We heard quarterback Ryan Tannehill creatively come up with a dozen or so ways on Thursday to say his left knee – the one that kept him from the playoff game last season and now bears a precautionary black brace – is swell, fine and perfect, so quit worrying.
Who's worrying? Tannehill and this Dolphins offense are going to be solid. Too many weapons not to be.
It is the other side of the scrimmage line where doubts about Miami reside. Defense is why the Vegas over/under on Fins wins this season is a mere 7 ½, an unequivocal slap of an insult to a team coming off its first 10-victory season in eight years.
For this reason, while all other media eyeballs were trained on Tannehill's every move Thursday, I was watching recent first-round draft pick Charles Harris, the defensive end out of Missouri who was on the practice field for the first time as a Dolphin.
Sign Up and Save
Get six months of free digital access to the Miami Herald
Wednesday he signed a four-year, $10.9 million contract. The next day, he was out there starting to earn it.
The defense is what must hugely improve if Miami is make a habit of this playoff stuff, and a good starting point would be big and immediate impact from the No. 1 draft pick.
Harris is off to a great start, if first impressions matter. I liked the pick from the start. Now his new teammates are seeing for themselves.
“Explosive,” was veteran pass rusher Andre Branch's word for Harris. “Very explosive and he's willing to learn. He doesn't think he's bigger than the D-line or bigger than the team.”
Left tackle Laremy Tunsil dueled directly with Harris several times during the two-hour indoor practice.
“Nice. Nice,” Tunsil began his description of the rookie. “He knows how to turn his hips, use his hands. He's quick off the ball.”
The Dolphins need those two to be across-the-line mirrors of each other.
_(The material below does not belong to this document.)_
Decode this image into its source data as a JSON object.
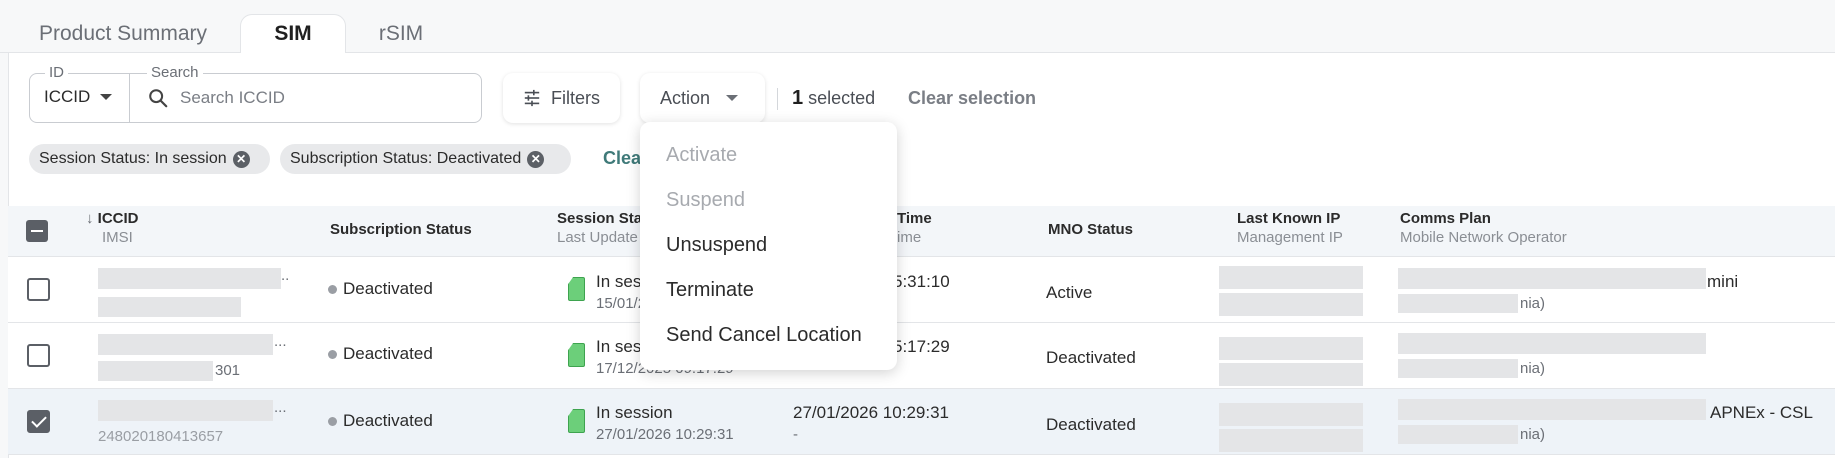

Cornerstones. Tunsil figures to be a fixture as the blindside blocker for many years, with greatness seen for him. Harris needs to be the same in terms of getting to the other team's quarterback – the heir to Cam Wake.
Harris' attitude is a desirable mix of humble and cocky.
“I feel like another rookie that just came in, working my way up from the bottom,” he said after being the draft's 22nd overall pick.
But he also said this in describing his propulsive first step after the snap, a flash-of-a-move that leaves tackles watching in the rear-view mirror as he engulfs their QB: “One of the best you'll see, for sure. I'm blessed with a mindset to try to be the best.”
People always ask a No. 1 draft pick about feeling pressure, but there is little on Harris. He comes into an ideal situation, off the bench, in an end rotation with veterans Wake, Branch and William Hayes.
There is pressure surrounding Harris, though. It is squarely on Dolphins personnel bosses Mike Tannebaum and Chris Grier, who made Harris the team's top pick and need to be right – need him to blossom into a long-term defensive star.
That would be a revelation.
Few teams in recent NFL history have neglected defense with the No. 1 draft pick more than Miami, or fared more poorly when defense was prioritized.
Defensive tackle Daryl Gardener in 1996 was the last No. 1 pick on defense who unequivocally succeeded in fulfilling that top billing. Miami has spent its No. 1 pick on defense only six times in the 21 years since.
I cannot call cornerback Vontae Davis, the 2009 top pick, an unqualified success, because he spent only three seasons with Miami and didn't start making Pro Bowls until his trade to Indianapolis. (Bad trade, too. Not only did the Fins give up on a budding talent. They got a second-round pick for Davis and wasted it on bust-corner Jamar Taylor).
Now fathom this: Not since defensive tackle Tim Bowens in 1994 has Miami drafted a defensive player No. 1 who went on to make the Pro Bowl in a Dolphins uniform. Only one other NFL team (Cincinnati) has as long a drought in that category.
That is why Tannenbaum and Grier need to be bull's-eye right on Harris.
So is this: Miami's previous No. 1 pick used on defense, in 2013, was Dion Jordan, a monumental bust further accentuated by the fact the team traded up to get him. Google the phrase “epic failure” and up should pop a photo of Jordan.
On a franchise pass-rush scale that runs the gamut from Hall of Famer Jason Taylor at the pinnacle to Jordan in the gutter, Charles Harris needn't be Taylor in terms of career accomplishment, or even Wake.
How about closer to Wake than to Jordan, though? That would seem to set the expectations bar pretty reasonably.
That also would be enough to give the Dolphins something elusive, dearly needed and long-missed: Their most successful defensive No. 1 draft pick in more than 20 years.